Copy out all lines from the material that contain the string "itthinx".

▶ [SOURCE DATA]
= Beginning of Section =
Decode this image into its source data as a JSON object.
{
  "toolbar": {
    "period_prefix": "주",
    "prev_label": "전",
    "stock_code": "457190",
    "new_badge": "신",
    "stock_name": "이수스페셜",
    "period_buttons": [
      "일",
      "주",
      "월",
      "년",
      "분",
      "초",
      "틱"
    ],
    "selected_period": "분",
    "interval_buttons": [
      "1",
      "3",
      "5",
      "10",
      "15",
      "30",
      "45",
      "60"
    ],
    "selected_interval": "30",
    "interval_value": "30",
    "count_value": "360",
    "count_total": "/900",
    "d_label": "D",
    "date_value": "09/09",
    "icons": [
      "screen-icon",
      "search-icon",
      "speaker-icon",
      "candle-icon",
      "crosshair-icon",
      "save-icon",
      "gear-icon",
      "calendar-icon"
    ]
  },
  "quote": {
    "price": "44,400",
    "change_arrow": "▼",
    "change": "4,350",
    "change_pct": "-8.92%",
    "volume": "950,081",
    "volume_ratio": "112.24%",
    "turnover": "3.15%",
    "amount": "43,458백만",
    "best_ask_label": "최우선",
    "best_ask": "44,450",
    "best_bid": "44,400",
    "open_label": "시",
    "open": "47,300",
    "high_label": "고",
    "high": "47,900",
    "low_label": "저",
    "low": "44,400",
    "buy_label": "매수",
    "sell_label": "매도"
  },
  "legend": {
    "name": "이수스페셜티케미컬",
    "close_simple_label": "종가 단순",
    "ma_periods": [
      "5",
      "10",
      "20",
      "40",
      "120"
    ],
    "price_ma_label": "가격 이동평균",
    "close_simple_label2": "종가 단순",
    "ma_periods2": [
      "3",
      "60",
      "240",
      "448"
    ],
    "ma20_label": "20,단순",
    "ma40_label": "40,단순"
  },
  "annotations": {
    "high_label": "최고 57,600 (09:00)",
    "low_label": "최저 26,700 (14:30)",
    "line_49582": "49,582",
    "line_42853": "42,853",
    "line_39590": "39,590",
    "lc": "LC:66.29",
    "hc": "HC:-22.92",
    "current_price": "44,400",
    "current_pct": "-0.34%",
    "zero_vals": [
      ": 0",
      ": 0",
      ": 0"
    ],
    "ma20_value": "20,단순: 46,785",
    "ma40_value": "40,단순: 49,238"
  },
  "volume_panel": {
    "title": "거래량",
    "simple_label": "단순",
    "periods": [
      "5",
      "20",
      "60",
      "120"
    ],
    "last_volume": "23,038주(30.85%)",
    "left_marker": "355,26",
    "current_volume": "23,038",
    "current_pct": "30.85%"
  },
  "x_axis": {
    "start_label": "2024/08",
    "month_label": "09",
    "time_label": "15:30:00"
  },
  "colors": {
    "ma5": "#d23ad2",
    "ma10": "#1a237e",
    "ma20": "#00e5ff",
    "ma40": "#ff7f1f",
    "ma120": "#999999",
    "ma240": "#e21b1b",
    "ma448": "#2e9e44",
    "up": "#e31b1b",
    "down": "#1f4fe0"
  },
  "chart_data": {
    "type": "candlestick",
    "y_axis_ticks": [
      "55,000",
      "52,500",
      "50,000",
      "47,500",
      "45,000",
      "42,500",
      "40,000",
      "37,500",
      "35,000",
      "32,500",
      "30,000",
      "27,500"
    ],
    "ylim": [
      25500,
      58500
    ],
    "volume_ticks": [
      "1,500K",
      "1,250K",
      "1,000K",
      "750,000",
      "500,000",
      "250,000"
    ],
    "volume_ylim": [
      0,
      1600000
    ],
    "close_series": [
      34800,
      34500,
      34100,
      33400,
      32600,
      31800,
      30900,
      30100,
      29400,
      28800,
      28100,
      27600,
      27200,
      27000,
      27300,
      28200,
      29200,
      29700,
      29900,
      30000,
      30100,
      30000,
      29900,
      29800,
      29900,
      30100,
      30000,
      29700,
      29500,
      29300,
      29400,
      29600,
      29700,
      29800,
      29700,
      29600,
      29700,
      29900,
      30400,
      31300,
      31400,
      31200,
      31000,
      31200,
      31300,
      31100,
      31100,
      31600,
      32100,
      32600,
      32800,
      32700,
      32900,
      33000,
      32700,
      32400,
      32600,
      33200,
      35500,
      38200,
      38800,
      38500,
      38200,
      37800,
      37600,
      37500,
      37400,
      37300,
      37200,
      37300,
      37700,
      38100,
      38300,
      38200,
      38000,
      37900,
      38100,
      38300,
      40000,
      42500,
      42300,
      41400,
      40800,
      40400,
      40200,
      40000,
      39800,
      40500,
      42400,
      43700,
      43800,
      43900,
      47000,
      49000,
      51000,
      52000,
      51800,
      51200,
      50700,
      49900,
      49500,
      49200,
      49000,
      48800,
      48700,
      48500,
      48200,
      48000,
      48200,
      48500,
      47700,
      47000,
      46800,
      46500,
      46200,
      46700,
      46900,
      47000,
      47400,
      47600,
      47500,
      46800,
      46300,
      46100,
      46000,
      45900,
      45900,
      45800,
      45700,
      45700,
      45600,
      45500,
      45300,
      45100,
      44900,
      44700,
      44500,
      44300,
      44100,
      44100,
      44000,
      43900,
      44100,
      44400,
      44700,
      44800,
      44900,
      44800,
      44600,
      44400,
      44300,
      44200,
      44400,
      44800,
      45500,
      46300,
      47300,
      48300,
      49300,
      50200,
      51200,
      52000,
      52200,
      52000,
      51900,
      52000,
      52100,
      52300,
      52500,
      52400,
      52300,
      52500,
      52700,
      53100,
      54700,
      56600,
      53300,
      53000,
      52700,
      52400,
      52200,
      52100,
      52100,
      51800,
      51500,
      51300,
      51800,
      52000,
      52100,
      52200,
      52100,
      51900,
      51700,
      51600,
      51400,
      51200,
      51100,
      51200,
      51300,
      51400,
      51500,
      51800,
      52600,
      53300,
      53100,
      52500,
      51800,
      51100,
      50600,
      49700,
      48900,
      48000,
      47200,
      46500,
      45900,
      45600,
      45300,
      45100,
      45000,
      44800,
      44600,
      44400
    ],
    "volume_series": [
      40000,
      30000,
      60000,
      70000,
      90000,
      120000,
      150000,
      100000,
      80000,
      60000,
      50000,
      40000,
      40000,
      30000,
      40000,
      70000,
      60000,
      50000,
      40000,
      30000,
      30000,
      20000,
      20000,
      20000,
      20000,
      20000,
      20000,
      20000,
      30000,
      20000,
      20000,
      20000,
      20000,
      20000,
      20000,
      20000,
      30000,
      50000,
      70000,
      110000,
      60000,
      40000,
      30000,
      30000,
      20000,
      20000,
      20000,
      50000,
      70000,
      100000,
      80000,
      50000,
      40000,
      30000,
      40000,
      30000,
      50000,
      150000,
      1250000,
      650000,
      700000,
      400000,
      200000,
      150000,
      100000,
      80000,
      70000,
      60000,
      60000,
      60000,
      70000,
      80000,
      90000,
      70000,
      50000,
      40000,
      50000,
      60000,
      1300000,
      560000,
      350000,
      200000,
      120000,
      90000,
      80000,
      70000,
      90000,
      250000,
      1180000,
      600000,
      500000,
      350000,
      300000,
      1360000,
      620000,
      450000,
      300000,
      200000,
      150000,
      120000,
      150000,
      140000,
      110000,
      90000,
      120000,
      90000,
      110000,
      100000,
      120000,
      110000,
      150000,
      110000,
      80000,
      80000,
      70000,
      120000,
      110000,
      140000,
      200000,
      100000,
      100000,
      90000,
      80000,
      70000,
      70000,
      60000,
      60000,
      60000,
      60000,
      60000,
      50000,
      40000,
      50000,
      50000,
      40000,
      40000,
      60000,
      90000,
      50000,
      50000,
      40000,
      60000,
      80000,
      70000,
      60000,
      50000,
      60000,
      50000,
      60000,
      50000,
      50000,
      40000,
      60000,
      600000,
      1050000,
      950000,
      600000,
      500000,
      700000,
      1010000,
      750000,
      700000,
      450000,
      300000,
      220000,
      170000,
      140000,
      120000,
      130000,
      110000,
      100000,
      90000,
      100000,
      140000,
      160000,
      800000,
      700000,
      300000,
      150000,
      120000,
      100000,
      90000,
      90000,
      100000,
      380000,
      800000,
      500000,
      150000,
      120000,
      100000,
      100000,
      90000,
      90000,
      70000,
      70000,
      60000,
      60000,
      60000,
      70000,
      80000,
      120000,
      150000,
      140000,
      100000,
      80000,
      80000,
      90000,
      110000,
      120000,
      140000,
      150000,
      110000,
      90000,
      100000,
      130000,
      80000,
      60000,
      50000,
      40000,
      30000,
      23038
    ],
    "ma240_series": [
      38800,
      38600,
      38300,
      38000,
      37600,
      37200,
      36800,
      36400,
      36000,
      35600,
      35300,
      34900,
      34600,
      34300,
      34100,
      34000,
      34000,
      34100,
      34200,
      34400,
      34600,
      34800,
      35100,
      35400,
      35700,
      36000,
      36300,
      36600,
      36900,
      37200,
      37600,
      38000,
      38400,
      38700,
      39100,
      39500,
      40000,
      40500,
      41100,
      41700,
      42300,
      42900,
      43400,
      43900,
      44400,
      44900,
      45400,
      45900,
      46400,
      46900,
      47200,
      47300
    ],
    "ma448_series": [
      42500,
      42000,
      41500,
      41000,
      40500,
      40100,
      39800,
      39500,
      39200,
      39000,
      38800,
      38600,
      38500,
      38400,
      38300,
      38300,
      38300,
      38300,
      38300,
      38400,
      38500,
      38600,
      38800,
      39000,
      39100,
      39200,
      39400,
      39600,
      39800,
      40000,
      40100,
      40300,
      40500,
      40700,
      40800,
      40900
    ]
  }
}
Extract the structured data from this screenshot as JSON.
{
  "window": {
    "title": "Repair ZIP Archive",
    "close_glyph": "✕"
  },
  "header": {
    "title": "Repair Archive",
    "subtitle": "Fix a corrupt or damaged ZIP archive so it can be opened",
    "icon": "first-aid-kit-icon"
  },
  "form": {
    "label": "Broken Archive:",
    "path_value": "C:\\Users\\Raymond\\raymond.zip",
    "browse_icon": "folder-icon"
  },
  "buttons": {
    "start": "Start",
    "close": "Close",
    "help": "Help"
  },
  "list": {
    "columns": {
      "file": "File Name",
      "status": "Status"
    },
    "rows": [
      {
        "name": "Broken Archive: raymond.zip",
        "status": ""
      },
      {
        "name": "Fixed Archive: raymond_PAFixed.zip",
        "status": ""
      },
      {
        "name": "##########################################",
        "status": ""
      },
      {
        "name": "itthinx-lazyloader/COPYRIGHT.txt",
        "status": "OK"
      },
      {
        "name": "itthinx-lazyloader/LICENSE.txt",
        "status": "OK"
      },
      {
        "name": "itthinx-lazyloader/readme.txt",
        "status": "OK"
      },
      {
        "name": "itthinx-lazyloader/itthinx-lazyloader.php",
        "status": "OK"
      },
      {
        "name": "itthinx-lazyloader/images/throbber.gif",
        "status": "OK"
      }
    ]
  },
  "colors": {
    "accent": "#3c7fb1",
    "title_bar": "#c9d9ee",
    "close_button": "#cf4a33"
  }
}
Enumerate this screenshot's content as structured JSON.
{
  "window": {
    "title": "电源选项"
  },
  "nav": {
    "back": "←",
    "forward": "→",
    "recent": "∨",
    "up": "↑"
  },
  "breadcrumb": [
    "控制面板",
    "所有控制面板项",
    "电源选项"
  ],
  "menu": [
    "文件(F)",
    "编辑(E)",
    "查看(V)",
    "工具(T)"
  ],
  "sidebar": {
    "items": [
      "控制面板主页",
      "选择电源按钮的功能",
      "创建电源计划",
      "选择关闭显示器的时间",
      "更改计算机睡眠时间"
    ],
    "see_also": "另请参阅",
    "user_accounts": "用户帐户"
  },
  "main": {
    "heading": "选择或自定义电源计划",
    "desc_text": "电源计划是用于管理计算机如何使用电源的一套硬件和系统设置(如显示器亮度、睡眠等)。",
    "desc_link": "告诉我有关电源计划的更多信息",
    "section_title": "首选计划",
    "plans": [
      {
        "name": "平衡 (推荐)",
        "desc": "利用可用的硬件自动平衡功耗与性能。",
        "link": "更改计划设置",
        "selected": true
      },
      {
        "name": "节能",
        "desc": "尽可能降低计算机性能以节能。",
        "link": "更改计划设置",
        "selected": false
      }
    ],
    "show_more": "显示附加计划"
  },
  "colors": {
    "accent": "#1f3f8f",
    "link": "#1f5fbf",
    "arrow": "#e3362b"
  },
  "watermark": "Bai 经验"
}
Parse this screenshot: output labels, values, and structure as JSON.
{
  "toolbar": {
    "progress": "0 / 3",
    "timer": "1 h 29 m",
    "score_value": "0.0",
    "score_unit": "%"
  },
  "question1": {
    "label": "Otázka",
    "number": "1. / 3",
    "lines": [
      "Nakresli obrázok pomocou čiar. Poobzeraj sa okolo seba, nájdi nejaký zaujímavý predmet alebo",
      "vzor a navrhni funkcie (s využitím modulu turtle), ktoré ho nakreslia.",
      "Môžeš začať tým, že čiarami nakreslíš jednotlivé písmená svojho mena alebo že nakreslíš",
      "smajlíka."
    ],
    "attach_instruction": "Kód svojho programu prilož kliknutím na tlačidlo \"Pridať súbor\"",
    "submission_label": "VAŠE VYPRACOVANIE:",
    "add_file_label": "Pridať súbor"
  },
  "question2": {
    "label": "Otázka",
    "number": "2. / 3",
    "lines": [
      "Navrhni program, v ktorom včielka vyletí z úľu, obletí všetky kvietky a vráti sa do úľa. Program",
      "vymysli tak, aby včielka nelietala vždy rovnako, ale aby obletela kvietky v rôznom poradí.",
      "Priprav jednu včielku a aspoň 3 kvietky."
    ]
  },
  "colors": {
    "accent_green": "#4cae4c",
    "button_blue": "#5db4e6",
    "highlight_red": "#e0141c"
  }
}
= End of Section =
▶ [RESPONSE TO THIS TASK]
        "name": "itthinx-lazyloader/COPYRIGHT.txt",
        "name": "itthinx-lazyloader/LICENSE.txt",
        "name": "itthinx-lazyloader/readme.txt",
        "name": "itthinx-lazyloader/itthinx-lazyloader.php",
        "name": "itthinx-lazyloader/images/throbber.gif",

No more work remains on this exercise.